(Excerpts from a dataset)
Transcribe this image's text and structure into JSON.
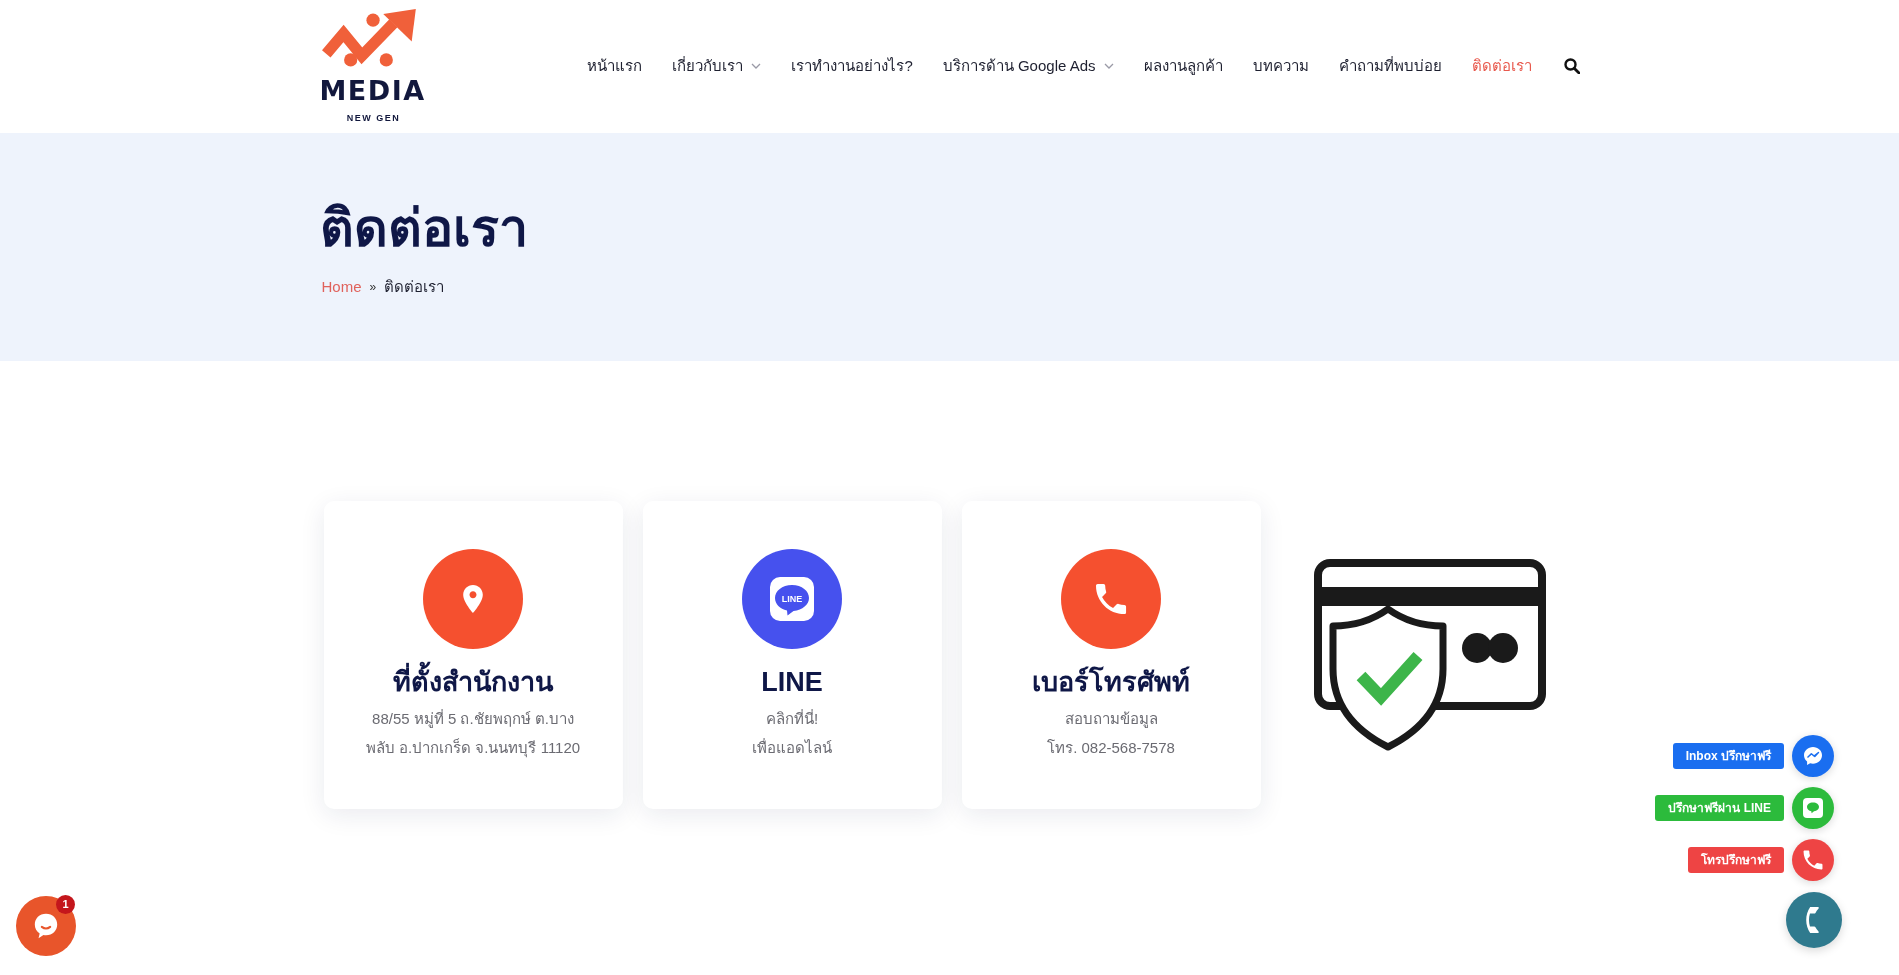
{
  "header": {
    "logo": {
      "wordmark": "MEDIA",
      "tagline": "NEW GEN"
    },
    "nav": [
      {
        "label": "หน้าแรก",
        "dropdown": false,
        "selected": false
      },
      {
        "label": "เกี่ยวกับเรา",
        "dropdown": true,
        "selected": false
      },
      {
        "label": "เราทำงานอย่างไร?",
        "dropdown": false,
        "selected": false
      },
      {
        "label": "บริการด้าน Google Ads",
        "dropdown": true,
        "selected": false
      },
      {
        "label": "ผลงานลูกค้า",
        "dropdown": false,
        "selected": false
      },
      {
        "label": "บทความ",
        "dropdown": false,
        "selected": false
      },
      {
        "label": "คำถามที่พบบ่อย",
        "dropdown": false,
        "selected": false
      },
      {
        "label": "ติดต่อเรา",
        "dropdown": false,
        "selected": true
      }
    ]
  },
  "page_header": {
    "title": "ติดต่อเรา",
    "breadcrumb": [
      {
        "label": "Home",
        "kind": "link"
      },
      {
        "label": "ติดต่อเรา",
        "kind": "current"
      }
    ],
    "separator": "»"
  },
  "contact_cards": [
    {
      "kind": "location",
      "title": "ที่ตั้งสำนักงาน",
      "lines": [
        "88/55 หมู่ที่ 5 ถ.ชัยพฤกษ์ ต.บาง",
        "พลับ อ.ปากเกร็ด จ.นนทบุรี 11120"
      ]
    },
    {
      "kind": "line",
      "logo_text": "LINE",
      "title": "LINE",
      "lines": [
        "คลิกที่นี่!",
        "เพื่อแอดไลน์"
      ]
    },
    {
      "kind": "phone",
      "title": "เบอร์โทรศัพท์",
      "lines": [
        "สอบถามข้อมูล",
        "โทร. 082-568-7578"
      ]
    }
  ],
  "float_buttons": [
    {
      "kind": "messenger",
      "label": "Inbox ปรึกษาฟรี",
      "color": "#1a6ef0"
    },
    {
      "kind": "line",
      "label": "ปรึกษาฟรีผ่าน LINE",
      "color": "#2cbb3c"
    },
    {
      "kind": "call",
      "label": "โทรปรึกษาฟรี",
      "color": "#ee4444"
    }
  ],
  "chat_widget": {
    "badge": "1"
  }
}
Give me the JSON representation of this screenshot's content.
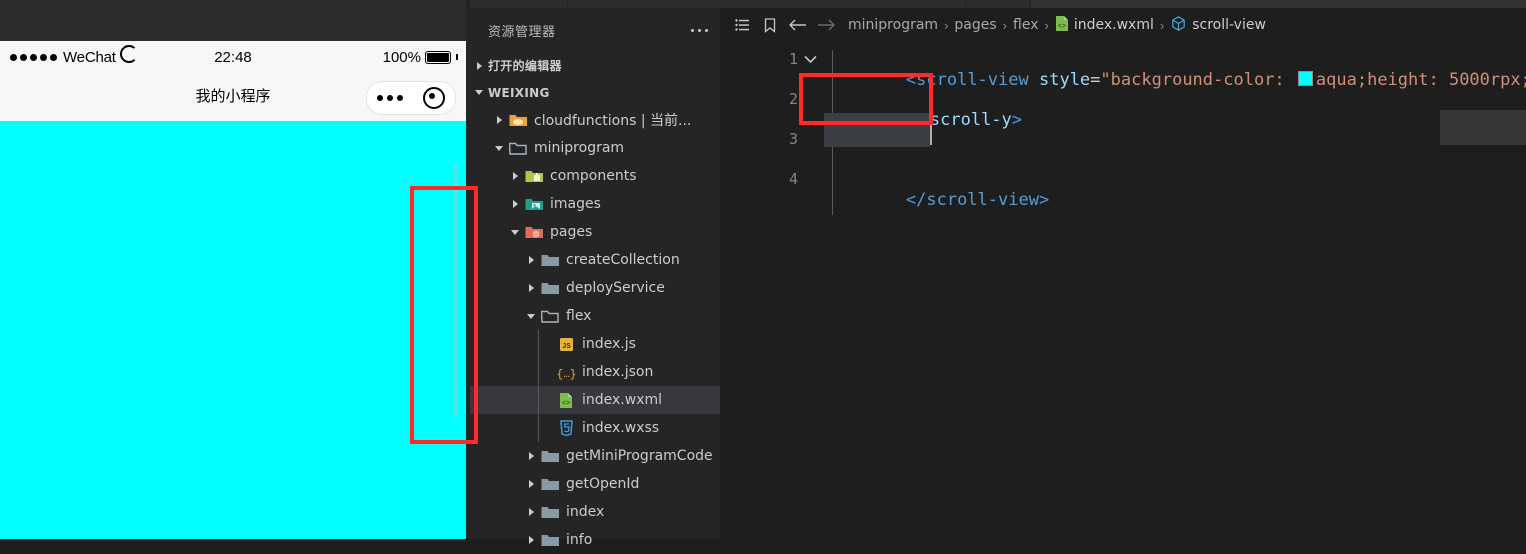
{
  "simulator": {
    "status_bar": {
      "carrier": "WeChat",
      "signal_dots": 5,
      "wifi_icon": "wifi-icon",
      "time": "22:48",
      "battery_percent": "100%",
      "battery_icon": "battery-full-icon"
    },
    "nav_bar": {
      "title": "我的小程序",
      "capsule": {
        "more_icon": "more-dots-icon",
        "target_icon": "target-circle-icon"
      }
    },
    "page": {
      "background_color": "#00ffff",
      "scrollbar_color": "#4fe6e6"
    }
  },
  "explorer": {
    "header": {
      "title": "资源管理器",
      "more_icon": "more-dots-icon"
    },
    "sections": [
      {
        "label": "打开的编辑器",
        "expanded": false
      },
      {
        "label": "WEIXING",
        "expanded": true
      }
    ],
    "tree": [
      {
        "label": "cloudfunctions | 当前...",
        "type": "folder",
        "icon": "folder-cloud-icon",
        "depth": 1,
        "expanded": false,
        "selected": false
      },
      {
        "label": "miniprogram",
        "type": "folder",
        "icon": "folder-open-icon",
        "depth": 1,
        "expanded": true,
        "selected": false
      },
      {
        "label": "components",
        "type": "folder",
        "icon": "folder-components-icon",
        "depth": 2,
        "expanded": false,
        "selected": false
      },
      {
        "label": "images",
        "type": "folder",
        "icon": "folder-images-icon",
        "depth": 2,
        "expanded": false,
        "selected": false
      },
      {
        "label": "pages",
        "type": "folder",
        "icon": "folder-pages-icon",
        "depth": 2,
        "expanded": true,
        "selected": false
      },
      {
        "label": "createCollection",
        "type": "folder",
        "icon": "folder-icon",
        "depth": 3,
        "expanded": false,
        "selected": false
      },
      {
        "label": "deployService",
        "type": "folder",
        "icon": "folder-icon",
        "depth": 3,
        "expanded": false,
        "selected": false
      },
      {
        "label": "flex",
        "type": "folder",
        "icon": "folder-open-icon",
        "depth": 3,
        "expanded": true,
        "selected": false
      },
      {
        "label": "index.js",
        "type": "file",
        "icon": "js-file-icon",
        "depth": 4,
        "expanded": null,
        "selected": false
      },
      {
        "label": "index.json",
        "type": "file",
        "icon": "json-file-icon",
        "depth": 4,
        "expanded": null,
        "selected": false
      },
      {
        "label": "index.wxml",
        "type": "file",
        "icon": "wxml-file-icon",
        "depth": 4,
        "expanded": null,
        "selected": true
      },
      {
        "label": "index.wxss",
        "type": "file",
        "icon": "wxss-file-icon",
        "depth": 4,
        "expanded": null,
        "selected": false
      },
      {
        "label": "getMiniProgramCode",
        "type": "folder",
        "icon": "folder-icon",
        "depth": 3,
        "expanded": false,
        "selected": false
      },
      {
        "label": "getOpenId",
        "type": "folder",
        "icon": "folder-icon",
        "depth": 3,
        "expanded": false,
        "selected": false
      },
      {
        "label": "index",
        "type": "folder",
        "icon": "folder-icon",
        "depth": 3,
        "expanded": false,
        "selected": false
      },
      {
        "label": "info",
        "type": "folder",
        "icon": "folder-icon",
        "depth": 3,
        "expanded": false,
        "selected": false
      }
    ]
  },
  "editor": {
    "toolbar_icons": [
      "list-icon",
      "bookmark-icon",
      "arrow-left-icon",
      "arrow-right-icon"
    ],
    "breadcrumb": [
      {
        "label": "miniprogram",
        "icon": null
      },
      {
        "label": "pages",
        "icon": null
      },
      {
        "label": "flex",
        "icon": null
      },
      {
        "label": "index.wxml",
        "icon": "wxml-file-icon"
      },
      {
        "label": "scroll-view",
        "icon": "symbol-cube-icon"
      }
    ],
    "breadcrumb_separator": "›",
    "line_numbers": [
      "1",
      "2",
      "3",
      "4"
    ],
    "code": {
      "line1": {
        "open_bracket": "<",
        "tag_name": "scroll-view",
        "attr": "style",
        "equals": "=",
        "quote_open": "\"",
        "value_prefix": "background-color: ",
        "color_swatch": "#00ffff",
        "value_color_name": "aqua;height: 5000rpx;",
        "quote_close": "\""
      },
      "line2": {
        "text": "scroll-y",
        "trailing": ">"
      },
      "line3": {
        "text": ""
      },
      "line4": {
        "text": "</scroll-view>"
      }
    },
    "fold_icon": "chevron-down-icon"
  },
  "annotations": [
    {
      "name": "simulator-scrollbar-highlight",
      "color": "#ff2a2a"
    },
    {
      "name": "scroll-y-attribute-highlight",
      "color": "#ff2a2a"
    }
  ]
}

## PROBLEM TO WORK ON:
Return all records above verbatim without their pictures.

## SOLUTION:
Transcribe this image's text and structure into JSON.
{
  "header": {
    "logo": {
      "wordmark": "MEDIA",
      "tagline": "NEW GEN"
    },
    "nav": [
      {
        "label": "หน้าแรก",
        "dropdown": false,
        "selected": false
      },
      {
        "label": "เกี่ยวกับเรา",
        "dropdown": true,
        "selected": false
      },
      {
        "label": "เราทำงานอย่างไร?",
        "dropdown": false,
        "selected": false
      },
      {
        "label": "บริการด้าน Google Ads",
        "dropdown": true,
        "selected": false
      },
      {
        "label": "ผลงานลูกค้า",
        "dropdown": false,
        "selected": false
      },
      {
        "label": "บทความ",
        "dropdown": false,
        "selected": false
      },
      {
        "label": "คำถามที่พบบ่อย",
        "dropdown": false,
        "selected": false
      },
      {
        "label": "ติดต่อเรา",
        "dropdown": false,
        "selected": true
      }
    ]
  },
  "page_header": {
    "title": "ติดต่อเรา",
    "breadcrumb": [
      {
        "label": "Home",
        "kind": "link"
      },
      {
        "label": "ติดต่อเรา",
        "kind": "current"
      }
    ],
    "separator": "»"
  },
  "contact_cards": [
    {
      "kind": "location",
      "title": "ที่ตั้งสำนักงาน",
      "lines": [
        "88/55 หมู่ที่ 5 ถ.ชัยพฤกษ์ ต.บาง",
        "พลับ อ.ปากเกร็ด จ.นนทบุรี 11120"
      ]
    },
    {
      "kind": "line",
      "logo_text": "LINE",
      "title": "LINE",
      "lines": [
        "คลิกที่นี่!",
        "เพื่อแอดไลน์"
      ]
    },
    {
      "kind": "phone",
      "title": "เบอร์โทรศัพท์",
      "lines": [
        "สอบถามข้อมูล",
        "โทร. 082-568-7578"
      ]
    }
  ],
  "float_buttons": [
    {
      "kind": "messenger",
      "label": "Inbox ปรึกษาฟรี",
      "color": "#1a6ef0"
    },
    {
      "kind": "line",
      "label": "ปรึกษาฟรีผ่าน LINE",
      "color": "#2cbb3c"
    },
    {
      "kind": "call",
      "label": "โทรปรึกษาฟรี",
      "color": "#ee4444"
    }
  ],
  "chat_widget": {
    "badge": "1"
  }
}
Give me the JSON representation of this screenshot's content.
{
  "simulator": {
    "status_bar": {
      "carrier": "WeChat",
      "signal_dots": 5,
      "wifi_icon": "wifi-icon",
      "time": "22:48",
      "battery_percent": "100%",
      "battery_icon": "battery-full-icon"
    },
    "nav_bar": {
      "title": "我的小程序",
      "capsule": {
        "more_icon": "more-dots-icon",
        "target_icon": "target-circle-icon"
      }
    },
    "page": {
      "background_color": "#00ffff",
      "scrollbar_color": "#4fe6e6"
    }
  },
  "explorer": {
    "header": {
      "title": "资源管理器",
      "more_icon": "more-dots-icon"
    },
    "sections": [
      {
        "label": "打开的编辑器",
        "expanded": false
      },
      {
        "label": "WEIXING",
        "expanded": true
      }
    ],
    "tree": [
      {
        "label": "cloudfunctions | 当前...",
        "type": "folder",
        "icon": "folder-cloud-icon",
        "depth": 1,
        "expanded": false,
        "selected": false
      },
      {
        "label": "miniprogram",
        "type": "folder",
        "icon": "folder-open-icon",
        "depth": 1,
        "expanded": true,
        "selected": false
      },
      {
        "label": "components",
        "type": "folder",
        "icon": "folder-components-icon",
        "depth": 2,
        "expanded": false,
        "selected": false
      },
      {
        "label": "images",
        "type": "folder",
        "icon": "folder-images-icon",
        "depth": 2,
        "expanded": false,
        "selected": false
      },
      {
        "label": "pages",
        "type": "folder",
        "icon": "folder-pages-icon",
        "depth": 2,
        "expanded": true,
        "selected": false
      },
      {
        "label": "createCollection",
        "type": "folder",
        "icon": "folder-icon",
        "depth": 3,
        "expanded": false,
        "selected": false
      },
      {
        "label": "deployService",
        "type": "folder",
        "icon": "folder-icon",
        "depth": 3,
        "expanded": false,
        "selected": false
      },
      {
        "label": "flex",
        "type": "folder",
        "icon": "folder-open-icon",
        "depth": 3,
        "expanded": true,
        "selected": false
      },
      {
        "label": "index.js",
        "type": "file",
        "icon": "js-file-icon",
        "depth": 4,
        "expanded": null,
        "selected": false
      },
      {
        "label": "index.json",
        "type": "file",
        "icon": "json-file-icon",
        "depth": 4,
        "expanded": null,
        "selected": false
      },
      {
        "label": "index.wxml",
        "type": "file",
        "icon": "wxml-file-icon",
        "depth": 4,
        "expanded": null,
        "selected": true
      },
      {
        "label": "index.wxss",
        "type": "file",
        "icon": "wxss-file-icon",
        "depth": 4,
        "expanded": null,
        "selected": false
      },
      {
        "label": "getMiniProgramCode",
        "type": "folder",
        "icon": "folder-icon",
        "depth": 3,
        "expanded": false,
        "selected": false
      },
      {
        "label": "getOpenId",
        "type": "folder",
        "icon": "folder-icon",
        "depth": 3,
        "expanded": false,
        "selected": false
      },
      {
        "label": "index",
        "type": "folder",
        "icon": "folder-icon",
        "depth": 3,
        "expanded": false,
        "selected": false
      },
      {
        "label": "info",
        "type": "folder",
        "icon": "folder-icon",
        "depth": 3,
        "expanded": false,
        "selected": false
      }
    ]
  },
  "editor": {
    "toolbar_icons": [
      "list-icon",
      "bookmark-icon",
      "arrow-left-icon",
      "arrow-right-icon"
    ],
    "breadcrumb": [
      {
        "label": "miniprogram",
        "icon": null
      },
      {
        "label": "pages",
        "icon": null
      },
      {
        "label": "flex",
        "icon": null
      },
      {
        "label": "index.wxml",
        "icon": "wxml-file-icon"
      },
      {
        "label": "scroll-view",
        "icon": "symbol-cube-icon"
      }
    ],
    "breadcrumb_separator": "›",
    "line_numbers": [
      "1",
      "2",
      "3",
      "4"
    ],
    "code": {
      "line1": {
        "open_bracket": "<",
        "tag_name": "scroll-view",
        "attr": "style",
        "equals": "=",
        "quote_open": "\"",
        "value_prefix": "background-color: ",
        "color_swatch": "#00ffff",
        "value_color_name": "aqua;height: 5000rpx;",
        "quote_close": "\""
      },
      "line2": {
        "text": "scroll-y",
        "trailing": ">"
      },
      "line3": {
        "text": ""
      },
      "line4": {
        "text": "</scroll-view>"
      }
    },
    "fold_icon": "chevron-down-icon"
  },
  "annotations": [
    {
      "name": "simulator-scrollbar-highlight",
      "color": "#ff2a2a"
    },
    {
      "name": "scroll-y-attribute-highlight",
      "color": "#ff2a2a"
    }
  ]
}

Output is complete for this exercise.